Enjoying the Cinema Experience at Home Is Easier Than Ever
The ongoing pandemic has turned many aspects of our lives upside down in the past few months. Families are working from home, schools are either remote or in a hybrid model, and a lot of entertainment is happening at home with large gatherings and public outings curtailed.
The pandemic won’t be with us forever, and lives will return to normal. But some trends that were happening long before this time have accelerated and will continue. One of those is the evolution of home entertainment. Recent closures of some cinemas due to pandemic effects have reduced the amount of new theatrical movies and content, with some going straight to video. Right now, a family or date night out at the movies is far more limited than it was less than a year ago.
Pandemic or otherwise, as home entertainment options continue to multiply, a home theater installation makes more sense than ever for your Smyrna, GA home. If you can't go out for a cinematic treat, why not bring it home with your own home theater? Here are three reasons to get you started.
How Room Correction Fixes Audio Problems in Your Home Theater
What is room correction? No, we’re not talking here about moving walls around to fix your room. We are talking about how your home theater audio system sounds in your room. For those of you that are audio aficionados of either the two-channel or multichannel type (or both), you may already be familiar with this. It’s the use of calibration software and methods for adjusting a sound system for even, natural sound in a media room or theater.
Why is room correction important for your home theater installation in Buckhead? Because every room is different, and even the best equipment and speakers may not sound quite like you expect without a little corrective help. Keep reading for a quick view of room correction and how it can help your sound quality. Or, skip the rest of the blog and call us; as metro Atlanta’s premier home theater company for over 30 years, we can expertly calibrate your home theater or media room for superb sound!
If You Haven’t Tried Video Games, You May Be Missing Out
A home theater can be a significant investment. A large screen, the audio system, lighting, control, and seating can all add up. Granted, your home theater doesn’t have to be just for movie watching. It can be the place for Netflix binges, sports, gathering together to watch presidential candidates debate, and more.
However, sometimes all this content doesn’t take full advantage of everything your Marietta home theater installation can do. If you've invested in multichannel Dolby Atmos sound and the latest projector or 4K TV with HDR, you want to take advantage of it! Yet many streaming and cable TV offerings don’t use these features. Some movie and show soundtracks don’t use the surround audio channels much, and many are not mastered for the high-contrast imagery that HDR can display.
You might be surprised at what we’ll suggest. Try video games! Even if you’re not a gamer, you might be blown away by the storylines, cinematic presentation, and incredible use of sound that comes with the best of today’s titles.
Why Stereo Sound Can Be Perfect for Small Home Theaters
We already know what you're thinking, what heresy (not Klipsch Heresy—we’ll get to that in a moment) to suggest that a mere two channels of sound can make a home theater. Throw in the fact that our name used to be Georgia Home Theater, and you might think we’ve gone off the deep end.
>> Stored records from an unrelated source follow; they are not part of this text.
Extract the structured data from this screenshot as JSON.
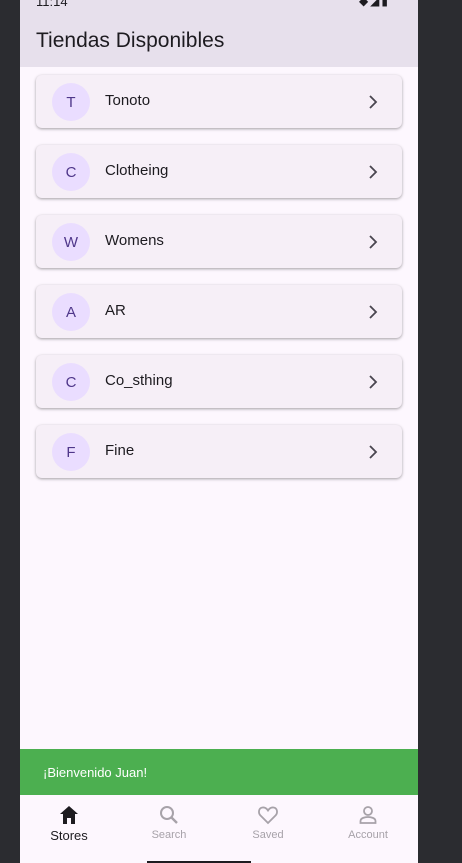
{
  "status": {
    "time": "11:14"
  },
  "appbar": {
    "title": "Tiendas Disponibles"
  },
  "stores": [
    {
      "initial": "T",
      "name": "Tonoto"
    },
    {
      "initial": "C",
      "name": "Clotheing"
    },
    {
      "initial": "W",
      "name": "Womens"
    },
    {
      "initial": "A",
      "name": "AR"
    },
    {
      "initial": "C",
      "name": "Co_sthing"
    },
    {
      "initial": "F",
      "name": "Fine"
    }
  ],
  "snackbar": {
    "message": "¡Bienvenido Juan!",
    "color": "#4caf50"
  },
  "bottom_nav": [
    {
      "label": "Stores",
      "icon": "home-icon",
      "active": true
    },
    {
      "label": "Search",
      "icon": "search-icon",
      "active": false
    },
    {
      "label": "Saved",
      "icon": "heart-icon",
      "active": false
    },
    {
      "label": "Account",
      "icon": "person-icon",
      "active": false
    }
  ],
  "colors": {
    "accent": "#eaddff",
    "avatar_text": "#4f378a",
    "background": "#fdf7fe"
  }
}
All kidding aside, we know many of you two-channel audio enthusiasts in Alpharetta think movies and other content can be just as enjoyable with two channels of good stereo sound versus multiple channels. The other reality is that smaller spaces may not be conducive to numerous speakers, but you still want to enjoy great sound with your excellent picture.
For you home theater diehards that will only accept multichannel audio or bust with your movies, perhaps this blog isn’t for you. However, please visit our home theater installation categories for our many thoughts on multichannel audio. The rest of you, please keep reading!